Photograph of the week: Arch of Constantine, Colosseum, Rome, Italy
Roman Emperor Maxentius wouldn’t have liked it much. (Had he survived, that is.) After all, the Arch of Constantine was erected specifically to mark his emphatic (and humiliating) defeat at the hands of Roman Emperor Constantine I in an ancient Roman civil war.
Even more notable, though, was the fact that this exquisite arch would come to symbolize not only Constantine’s victory, which gave him sole control over Rome, but a complete overhaul of religion worldwide. After all, this battle was the moment in time that would lead to Christianity becoming the official religion of the Roman Empire, and why it was eventually embraced throughout the Western World. The reason? Faced with a much smaller army than Maxentius, Constantine carried his faith into battle, along with the Christian symbol of a cross, and had his troops do the same. Emerging victorious, in spite of his markedly smaller army, it is little wonder that the win was attributed, at least in part, to that faith.
As symbolic places go, the Arch of Constantine certainly stands out. It also stands out for its size and intricately carved decorations.
Constructed in 315 AD by the Roman senate, three years after the aforementioned Battle of Milvian Bridge in which Constantine defeated emperor Maxentius, the Arch of Constantine stands proud between the Roman Colosseum and the Roman Forum.
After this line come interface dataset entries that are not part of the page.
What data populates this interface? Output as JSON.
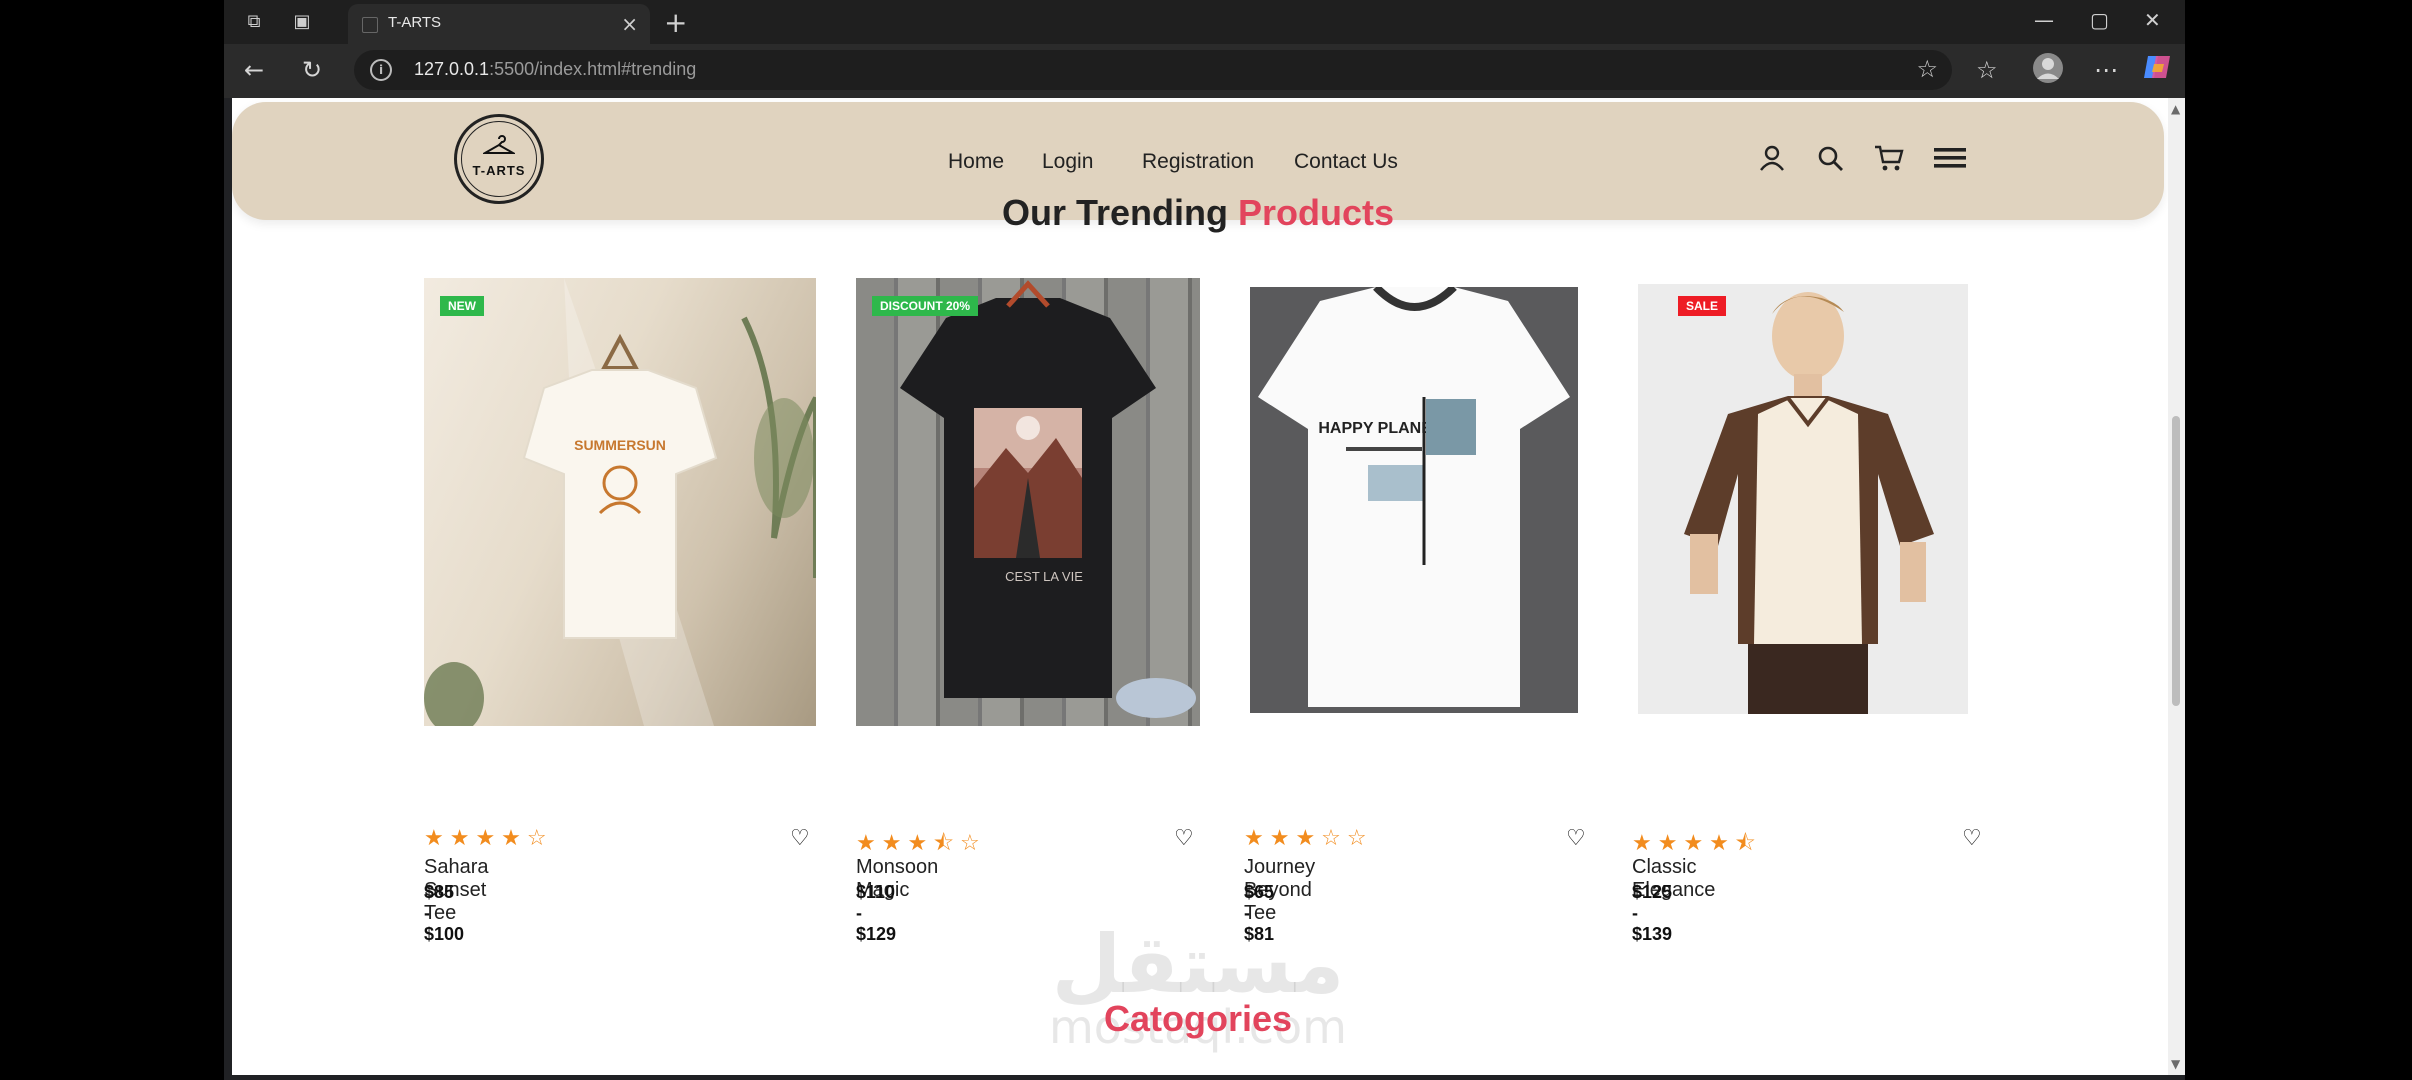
{
  "browser": {
    "tab_title": "T-ARTS",
    "url_host": "127.0.0.1",
    "url_path": ":5500/index.html#trending"
  },
  "header": {
    "logo_text": "T-ARTS",
    "nav": [
      "Home",
      "Login",
      "Registration",
      "Contact Us"
    ]
  },
  "trending": {
    "title_dark": "Our Trending",
    "title_accent": "Products",
    "products": [
      {
        "name": "Sahara Sunset Tee",
        "price": "$85 - $100",
        "badge": "NEW",
        "badge_color": "#2eb84b",
        "rating": 4,
        "print": "SUMMERSUN"
      },
      {
        "name": "Monsoon Magic",
        "price": "$110 - $129",
        "badge": "DISCOUNT 20%",
        "badge_color": "#2eb84b",
        "rating": 3.5,
        "print": "CEST LA VIE"
      },
      {
        "name": "Journey Beyond Tee",
        "price": "$65 - $81",
        "badge": "",
        "badge_color": "",
        "rating": 3,
        "print": "HAPPY PLANET"
      },
      {
        "name": "Classic Elegance",
        "price": "$125 - $139",
        "badge": "SALE",
        "badge_color": "#ee1c25",
        "rating": 4.5,
        "print": ""
      }
    ]
  },
  "categories": {
    "title": "Catogories"
  },
  "watermark": {
    "text": "مستقل",
    "sub": "mostaql.com"
  },
  "colors": {
    "header_bg": "#e0d3bf",
    "accent": "#e2445c",
    "star": "#f28c1e"
  }
}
Aptly called a ‘triumphal arch’, it is the largest Roman version thereof still standing today, measuring 69 feet high (21 metres) and just short of 85 feet wide (26 metres). It also boasts a triple arch, as opposed to the single arch of many such triumphal monuments, with one large arch in the middle and two smaller arches on each side.
Decorated with statues, medallions and reliefs, many of which were taken from earlier monuments, look for one relief in particular to understand the story behind the arch: Constantine’s army is portrayed in a relief on the lower portion of the arch, depicting how he forced Maxentius and his troops toward the Tiber River, where Maxentius would eventually drown during the battle.
Also look for the inscription on both sides of the top of the Arch. A message dedicated to Constantine by the Roman senate, this inscription refers to Maxentius as the tyrant and portrays Constantine as the rightful ruler of the Western Empire. The inscription also attributes the victory to Constantine’s “great mind” and the inspiration of a singular divinity.